Memorial Day weekend is a sign that summer is here. After the holiday, however, a host of HR issues will make an annual reappearance…dress code, company picnics and outings, vacation scheduling, “Friday sick days,” and more. We’ve compiled a checklist of 10 issues you’ll want on your “to do” list this summer:
1. Clarify your summer dress code.
Business casual tends to be more open for interpretation in the summer. Be sure to clarify where your organization stands in regards to summer attire including capris, shorts, sleeveless tops, types of suits, overexposure, open-toed shoes, flip flops, etc. Whatever restrictions your organization sets, they should be equally applied to all employees (regardless of gender, race, and other demographic factors) and clearly communicated to all employees, preferably in writing.
2. Plan a summer company outing.
You may have let this activity slip by last year given budget constraints, but try to bring it back to fruition this year. Company outings and picnics are a chance for you to not only recognize your workforce and celebrate success, but also provide an opportunity for employees to bond and socialize with one another outside of the workplace. Common places for outings that other Northeast Ohio employers use are Swings-in-Things, Cedar Point, the Zoo, and Put-in-Bay. In addition, many employers schedule golf outings, cookouts, and company baseball games during the summer. Food, activities, raffles, prizes, and inclusion of employees’ families are all staples a great summer company outing.

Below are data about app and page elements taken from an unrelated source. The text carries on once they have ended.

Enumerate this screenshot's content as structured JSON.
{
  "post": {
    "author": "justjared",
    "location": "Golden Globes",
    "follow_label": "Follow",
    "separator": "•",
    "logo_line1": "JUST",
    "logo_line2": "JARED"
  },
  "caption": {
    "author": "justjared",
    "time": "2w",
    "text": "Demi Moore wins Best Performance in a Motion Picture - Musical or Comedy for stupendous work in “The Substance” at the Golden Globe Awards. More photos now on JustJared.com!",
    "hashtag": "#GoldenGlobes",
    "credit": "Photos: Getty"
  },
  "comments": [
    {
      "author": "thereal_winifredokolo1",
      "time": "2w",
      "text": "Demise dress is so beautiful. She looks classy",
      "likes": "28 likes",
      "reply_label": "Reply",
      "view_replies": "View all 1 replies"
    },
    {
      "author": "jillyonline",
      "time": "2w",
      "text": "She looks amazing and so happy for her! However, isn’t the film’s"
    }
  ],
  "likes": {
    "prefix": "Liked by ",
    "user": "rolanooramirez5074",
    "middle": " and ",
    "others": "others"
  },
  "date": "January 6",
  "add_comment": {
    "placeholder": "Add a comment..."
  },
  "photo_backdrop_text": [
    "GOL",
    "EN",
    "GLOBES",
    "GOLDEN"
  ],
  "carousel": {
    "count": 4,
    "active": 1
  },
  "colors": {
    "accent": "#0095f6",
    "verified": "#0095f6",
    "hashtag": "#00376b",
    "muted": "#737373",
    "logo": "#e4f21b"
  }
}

3. Implement summer hours.
Employees and their families tend to need more flexibility in the summer as children aren’t in school, schedules tend to be more chaotic, and there is an increased desire to take advantage of the warm weather. Where possible, offer employees options to flex their hours to better achieve some work/life balance this summer. There are some companies that offer seasonal perks like shorter hours on Fridays, use of compressed work weeks, and shorter or revised work schedules during the summer. These are typically great morale boosters.
4. Deal with “Friday sick days.”
“Friday sick days” and issues involving employees consistently leaving work early or coming in late tend to become more common in the summer. Make sure that your organization has policies in place to deal with issues such as these. Now may be the ideal time to benchmark your attendance and absence management policies with our Absence Management Practices Survey. More importantly, however, attempt to solve the real issue of why employees are taking off work. Do they need more flexibility? More time off? Are they burnt out? Use of flexible scheduling options in the summer tends to alleviate these types of problems so let employees take charge of their schedules. Use of paid time off banks is also another effective solution.
5. Get performance on track.
Speaking of results, it’s mid-year and an ideal time for employees to meet with their supervisors and review their progress on key goals and objectives set at the beginning of the year. While on-going feedback if preferable, encourage supervisors to conduct a mid-year (at the very least) review or discussion with their employees so that employees are not surprised by the feedback they receive or the results of their performance review at the end of the year. If performance is substandard, take steps to coach, mentor, and improve performance.
6. Take your wellness program outside.
Health care costs are a key issue for many employers, but wellness initiatives are often an effective solution for creating a healthier workforce and decreasing health care costs. Coordinate a few outdoor activities this summer such as outdoor fitness exercises, walking programs, lunch-time pick-up sports, and other activities. Summer is also an ideal time to initiate education on nutrition topics, given the widespread availability of fresh ingredients.
7. Communicate your holiday plans.
Summer brings three major holidays: Memorial Day, 4th of July, and Labor Day. Be sure to clarify the days employees will have off as a result of these holidays, especially for July 4th which falls on a Sunday. Incidentally, most employers are providing Monday, July 5th as the paid holiday according to our 2010 Paid Holiday Survey.
8. Encourage employees to take vacation and solve vacation scheduling issues.
Encourage staff to use their vacation time and implement a sound process for scheduling vacations. Schedule summer vacations in the fairest, most efficient way. For organizations experiencing difficulties scheduling vacations, here are a few suggestions:
- Use a vacation planner or vacation planning system such as this: 2010 Vacation Planner
- Remind employees that the business’ needs need to come first when scheduling vacations.
- Require employees to schedule time off in advance.
- Have employees coordinate vacation time with their coworkers and/or self-manage vacation time.
- Have a system for employees to request or “bid” on preferred date for vacation.
- Develop policies that specify what criteria will be used to approve vacations (first come, first served, seniority, rotation, etc.).
- Specify the limits of taking vacation (i.e. people with the same skill set can’t be out at the same time, etc.).
9. Implement cross-training.
We’ve all experienced the issue of an employee that takes time off, something happens in their absence, and no one has been trained to handle the situation. Cross-training employees in your organization’s crucial functions is a way to ensure that you have all the bases covered when individuals take time off or are away from the office.
10. Continue to engage.
It’s common for HR to hold off on implementing employee initiatives during the summer, particularly developmental programs, but it’s important to keep implementing training, development, and other employee initiatives to continue to engage employees.
For additional assistance, guidance, or sample policies, please contact email@example.com or call 440/684-9700.